Although policies alone cannot address and solve menstruation stigmas and multifaceted menstrual health issues, they play an integral part in interacting with communities and challenging misconceptions and stigmas, therefore leading to changing behaviours, as well as building the enabling environments for promoting menstrual health by holistic and right-based approaches.
Though menstrual health has been recognised as a multifaceted issue, low prioritisation is one of the barriers resulting in under-resourced allocation and investment. To address the problems, there is an urgent need for national and regional collective efforts, including governmental coordination, investment and stakeholders’ involvement, which will pave the way for addressing menstruation stigmas and generating evidence to inform policies and interventions, especially context-specific data and systematic monitoring, evaluation and learning from policy implementation.
Within Southeast Asia and Taiwan, current menstrual health-related policies mainly focus on the menstruation of students in schools and employees in formal sectors, which has left out the most marginalised populations regarding menstrual health. Ongoing and future efforts need to seek the inclusion of marginalised groups, including gender-diverse and sexuality-diverse people, people who menstruate out-of-school contexts, people with disabilities, and migrants in menstruation narratives, research, interventions and policy development with intersectionality and gender-transformative lenses; especially in relevant laws and policies to promote menstrual products accessibility as well as in humanitarian and special conditions, where menstrual health has been overlooked.
Moreover, while ensuring access to menstrual products is essential, period equity is more complex and intersectional than providing products alone.
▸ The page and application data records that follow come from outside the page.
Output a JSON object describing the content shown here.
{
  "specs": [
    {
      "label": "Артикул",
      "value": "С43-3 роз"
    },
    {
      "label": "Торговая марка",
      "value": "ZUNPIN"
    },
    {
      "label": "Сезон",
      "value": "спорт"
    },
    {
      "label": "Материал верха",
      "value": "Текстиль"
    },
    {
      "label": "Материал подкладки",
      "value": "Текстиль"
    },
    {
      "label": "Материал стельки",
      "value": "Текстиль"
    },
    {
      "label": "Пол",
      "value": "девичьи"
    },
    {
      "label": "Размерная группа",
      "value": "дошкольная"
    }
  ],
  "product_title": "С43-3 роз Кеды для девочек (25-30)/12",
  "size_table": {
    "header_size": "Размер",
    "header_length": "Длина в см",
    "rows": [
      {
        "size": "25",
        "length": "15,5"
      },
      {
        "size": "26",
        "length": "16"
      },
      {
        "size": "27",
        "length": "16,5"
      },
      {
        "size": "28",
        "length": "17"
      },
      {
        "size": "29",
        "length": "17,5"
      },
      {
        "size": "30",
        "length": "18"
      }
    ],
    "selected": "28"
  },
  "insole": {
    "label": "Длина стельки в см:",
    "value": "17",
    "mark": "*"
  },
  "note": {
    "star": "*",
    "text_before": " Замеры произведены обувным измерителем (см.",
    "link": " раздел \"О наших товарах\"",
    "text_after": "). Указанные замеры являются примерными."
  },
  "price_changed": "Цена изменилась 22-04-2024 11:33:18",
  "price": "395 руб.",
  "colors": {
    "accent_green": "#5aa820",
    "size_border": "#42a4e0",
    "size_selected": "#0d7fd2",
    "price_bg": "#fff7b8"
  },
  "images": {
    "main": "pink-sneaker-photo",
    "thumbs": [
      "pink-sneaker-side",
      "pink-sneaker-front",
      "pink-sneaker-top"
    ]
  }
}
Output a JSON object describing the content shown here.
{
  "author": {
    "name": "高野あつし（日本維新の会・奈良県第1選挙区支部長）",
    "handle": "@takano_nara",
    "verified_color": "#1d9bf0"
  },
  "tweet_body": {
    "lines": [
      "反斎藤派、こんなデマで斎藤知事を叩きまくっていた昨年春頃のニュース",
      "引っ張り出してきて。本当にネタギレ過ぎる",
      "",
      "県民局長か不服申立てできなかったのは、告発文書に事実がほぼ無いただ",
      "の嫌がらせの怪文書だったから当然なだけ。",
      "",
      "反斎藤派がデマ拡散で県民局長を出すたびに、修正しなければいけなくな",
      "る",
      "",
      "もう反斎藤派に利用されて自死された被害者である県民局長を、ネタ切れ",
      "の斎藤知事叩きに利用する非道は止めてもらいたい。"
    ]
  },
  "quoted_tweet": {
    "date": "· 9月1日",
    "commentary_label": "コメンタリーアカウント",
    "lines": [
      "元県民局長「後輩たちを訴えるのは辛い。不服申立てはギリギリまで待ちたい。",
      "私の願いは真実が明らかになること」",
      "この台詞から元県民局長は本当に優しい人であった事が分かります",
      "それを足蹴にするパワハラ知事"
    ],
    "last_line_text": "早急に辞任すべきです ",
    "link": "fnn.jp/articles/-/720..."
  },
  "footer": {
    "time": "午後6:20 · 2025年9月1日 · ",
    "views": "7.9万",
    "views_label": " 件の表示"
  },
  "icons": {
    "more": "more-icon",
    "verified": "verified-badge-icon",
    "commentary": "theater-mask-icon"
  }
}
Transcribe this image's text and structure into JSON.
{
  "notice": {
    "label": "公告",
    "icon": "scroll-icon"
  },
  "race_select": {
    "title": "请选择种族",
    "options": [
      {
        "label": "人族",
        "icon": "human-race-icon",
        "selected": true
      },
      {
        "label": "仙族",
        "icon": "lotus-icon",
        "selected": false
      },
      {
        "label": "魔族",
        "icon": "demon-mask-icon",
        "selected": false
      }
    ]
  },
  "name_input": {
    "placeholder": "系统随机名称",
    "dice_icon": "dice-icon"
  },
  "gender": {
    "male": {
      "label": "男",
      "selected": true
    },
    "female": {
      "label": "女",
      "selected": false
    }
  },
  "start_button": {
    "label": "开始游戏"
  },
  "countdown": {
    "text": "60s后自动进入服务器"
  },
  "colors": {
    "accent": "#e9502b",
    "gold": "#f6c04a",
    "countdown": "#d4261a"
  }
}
Areas yet to be done include the intersectionality of period stigma and the effective implementation of menstrual leave; the importance of comprehensive and inclusive menstrual education curriculums and the access to complementary training and resources for educators and carers; long-term research and evaluation on the impact of policies, etc.
These policy changes across Southeast Asia and Taiwan exemplified the emerging progress in the region and are critical milestones that we should celebrate and recognise. However, critical voices from researchers and activists highlighting the multifaceted nature of menstrual health should also be considered when moving towards the following steps – this is the only way to march towards a menstrual justice world together.